    A clearer explanation of what you are trying to do would be useful to someone who might help you, or might give somebody an idea for their own tinkering.
    Last edited by tele_player; 11-23-2019 at 06:11 PM.

  14. #14
    Junior Member
    Join Date
    Dec 2018
    Posts
    17
    Quote Originally Posted by tele_player View Post
    I apologize, you misunderstood my meaning.

    I see that you are trying to use frequency detection. But for what purpose? Why is the frequency range 85-400 Hz? What should happen if the sender repeats a frequency? Are you trying to send/receive serial data?

    A clearer explanation of what you are trying to do would be useful to someone who might help you, or might give somebody an idea for their own tinkering.
    The two boards are sending over RGB data that I convert from 8-bit RGB into a frequency range of 85-400hz. This (rather odd) protocol is part of an art installation I'm making. The chosen frequencies are there because those frequencies are most common in human-speech. The fact that this way of communicating has a high chance for noise caused by human-speech and thus creating artefacts in the data is an essential part of it. Hope it makes a little more sense.

    As for the rest of the discussion;
    I understand the way the algorithm works much better now, but I'm still looking for a way to start/stop the detection when I need to. (calling notefreq1.begin() doesnt seem to fully re-initialise).
    Because if I can't do that, it might be highly influences by the tone before it was actually supposed to listen (as notefreq1 is continuously sampling).
    So I basically just need a way to at least empty all buffers and re-start the cycles. If anyone has a pointer on such a thing that would be awesome.

  15. #15
    Senior Member duff's Avatar
    Join Date
    Jan 2013
    Location
    Las Vegas
    Posts
    978
    Quote Originally Posted by tele_player View Post
    I apologize, you misunderstood my meaning.
    Haha, no problem.

    Quote Originally Posted by Robbert View Post
    The two boards are sending over RGB data that I convert from 8-bit RGB into a frequency range of 85-400hz. This (rather odd) protocol is part of an art installation I'm making.

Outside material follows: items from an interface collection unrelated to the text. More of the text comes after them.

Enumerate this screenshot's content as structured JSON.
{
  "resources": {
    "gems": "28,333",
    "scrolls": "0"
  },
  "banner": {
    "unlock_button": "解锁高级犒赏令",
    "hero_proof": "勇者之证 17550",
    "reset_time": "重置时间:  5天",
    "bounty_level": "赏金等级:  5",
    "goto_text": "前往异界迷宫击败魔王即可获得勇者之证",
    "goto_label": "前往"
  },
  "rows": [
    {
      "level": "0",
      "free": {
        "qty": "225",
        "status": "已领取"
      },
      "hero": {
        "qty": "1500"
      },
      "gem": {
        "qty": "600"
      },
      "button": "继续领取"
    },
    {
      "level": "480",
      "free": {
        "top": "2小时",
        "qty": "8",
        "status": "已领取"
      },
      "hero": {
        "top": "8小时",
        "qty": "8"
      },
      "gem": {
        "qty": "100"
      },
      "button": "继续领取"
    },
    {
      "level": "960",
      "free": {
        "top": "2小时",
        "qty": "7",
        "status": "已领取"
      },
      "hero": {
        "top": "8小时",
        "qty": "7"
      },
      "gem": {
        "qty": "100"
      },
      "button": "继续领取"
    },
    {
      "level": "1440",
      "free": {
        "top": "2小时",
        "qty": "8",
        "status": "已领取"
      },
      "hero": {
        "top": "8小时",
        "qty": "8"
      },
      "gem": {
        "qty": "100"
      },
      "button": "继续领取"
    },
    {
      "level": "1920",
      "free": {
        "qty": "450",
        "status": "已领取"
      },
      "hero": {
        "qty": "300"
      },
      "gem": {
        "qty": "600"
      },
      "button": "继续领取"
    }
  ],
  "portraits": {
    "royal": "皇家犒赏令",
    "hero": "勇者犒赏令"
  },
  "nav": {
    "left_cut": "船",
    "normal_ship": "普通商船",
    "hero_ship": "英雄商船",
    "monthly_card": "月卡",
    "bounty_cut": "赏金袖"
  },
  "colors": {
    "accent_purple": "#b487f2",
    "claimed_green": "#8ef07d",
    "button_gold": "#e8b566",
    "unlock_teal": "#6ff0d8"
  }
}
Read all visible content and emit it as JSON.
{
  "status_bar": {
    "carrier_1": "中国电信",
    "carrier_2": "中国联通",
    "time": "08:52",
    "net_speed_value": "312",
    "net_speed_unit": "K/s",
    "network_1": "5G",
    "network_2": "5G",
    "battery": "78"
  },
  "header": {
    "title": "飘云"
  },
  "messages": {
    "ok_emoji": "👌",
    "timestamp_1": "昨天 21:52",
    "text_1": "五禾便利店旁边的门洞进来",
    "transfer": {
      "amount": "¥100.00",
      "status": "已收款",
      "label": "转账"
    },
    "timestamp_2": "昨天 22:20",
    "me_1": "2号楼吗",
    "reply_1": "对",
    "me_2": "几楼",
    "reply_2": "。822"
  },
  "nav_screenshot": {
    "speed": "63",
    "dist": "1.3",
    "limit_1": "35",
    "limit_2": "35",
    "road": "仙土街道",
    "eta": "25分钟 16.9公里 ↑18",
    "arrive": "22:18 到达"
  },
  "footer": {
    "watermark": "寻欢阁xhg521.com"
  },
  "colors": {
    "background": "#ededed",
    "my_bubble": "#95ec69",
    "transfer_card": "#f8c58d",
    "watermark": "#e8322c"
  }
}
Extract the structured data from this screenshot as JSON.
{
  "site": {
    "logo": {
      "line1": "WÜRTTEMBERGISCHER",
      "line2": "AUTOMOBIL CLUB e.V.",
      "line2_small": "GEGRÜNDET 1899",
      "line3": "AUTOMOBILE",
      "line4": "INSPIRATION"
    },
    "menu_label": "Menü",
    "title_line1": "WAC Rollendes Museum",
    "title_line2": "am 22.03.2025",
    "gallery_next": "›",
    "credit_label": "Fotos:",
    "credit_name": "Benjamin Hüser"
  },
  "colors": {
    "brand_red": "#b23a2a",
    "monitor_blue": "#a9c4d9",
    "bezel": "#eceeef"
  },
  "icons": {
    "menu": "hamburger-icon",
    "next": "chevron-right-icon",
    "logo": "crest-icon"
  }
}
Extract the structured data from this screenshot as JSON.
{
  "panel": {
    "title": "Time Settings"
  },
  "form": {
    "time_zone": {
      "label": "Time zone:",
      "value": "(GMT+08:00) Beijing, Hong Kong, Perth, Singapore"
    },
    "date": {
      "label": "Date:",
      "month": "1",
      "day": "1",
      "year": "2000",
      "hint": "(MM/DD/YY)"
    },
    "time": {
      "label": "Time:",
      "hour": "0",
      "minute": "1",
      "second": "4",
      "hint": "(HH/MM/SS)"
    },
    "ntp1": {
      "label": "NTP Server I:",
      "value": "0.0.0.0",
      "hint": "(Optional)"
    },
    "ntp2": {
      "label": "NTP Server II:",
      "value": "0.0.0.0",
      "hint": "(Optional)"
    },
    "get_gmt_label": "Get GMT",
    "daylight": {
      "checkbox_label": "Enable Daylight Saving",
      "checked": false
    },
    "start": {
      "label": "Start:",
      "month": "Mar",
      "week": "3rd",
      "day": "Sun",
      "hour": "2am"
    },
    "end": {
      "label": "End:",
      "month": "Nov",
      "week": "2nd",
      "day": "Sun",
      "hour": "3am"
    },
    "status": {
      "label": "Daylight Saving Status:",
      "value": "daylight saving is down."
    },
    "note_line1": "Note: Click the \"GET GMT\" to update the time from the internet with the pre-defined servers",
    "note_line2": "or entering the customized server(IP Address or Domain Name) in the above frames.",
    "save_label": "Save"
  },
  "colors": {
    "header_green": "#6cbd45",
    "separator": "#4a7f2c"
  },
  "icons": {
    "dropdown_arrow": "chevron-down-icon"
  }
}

The chosen frequencies are there because those frequencies are most common in human-speech. The fact that this way of communicating has a high chance for noise caused by human-speech and thus creating artefacts in the data is an essential part of it. Hope it makes a little more sense.

    As for the rest of the discussion;
    I understand the way the algorithm works much better now, but I'm still looking for a way to start/stop the detection when I need to. (calling notefreq1.begin() doesnt seem to fully re-initialise).
    Because if I can't do that, it might be highly influences by the tone before it was actually supposed to listen (as notefreq1 is continuously sampling).
    So I basically just need a way to at least empty all buffers and re-start the cycles. If anyone has a pointer on such a thing that would be awesome.
    So the incoming audio is a human voice that you are trying to detect what frequency they are signing at? Not sure how you would "re-start the cycles" but you could look at source code and add a kind of manual switch to just return when not in use or clear the audio blocks? But how are you going to "catch" the incoming signals? The algorithm is designed to continually look for a valid fundamental frequency and restarting or re-initializing everything would probably just make it not work. Can you explain what is not working?

Posting Permissions

  • You may not post new threads
  • You may not post replies
  • You may not post attachments
  • You may not edit your posts
  •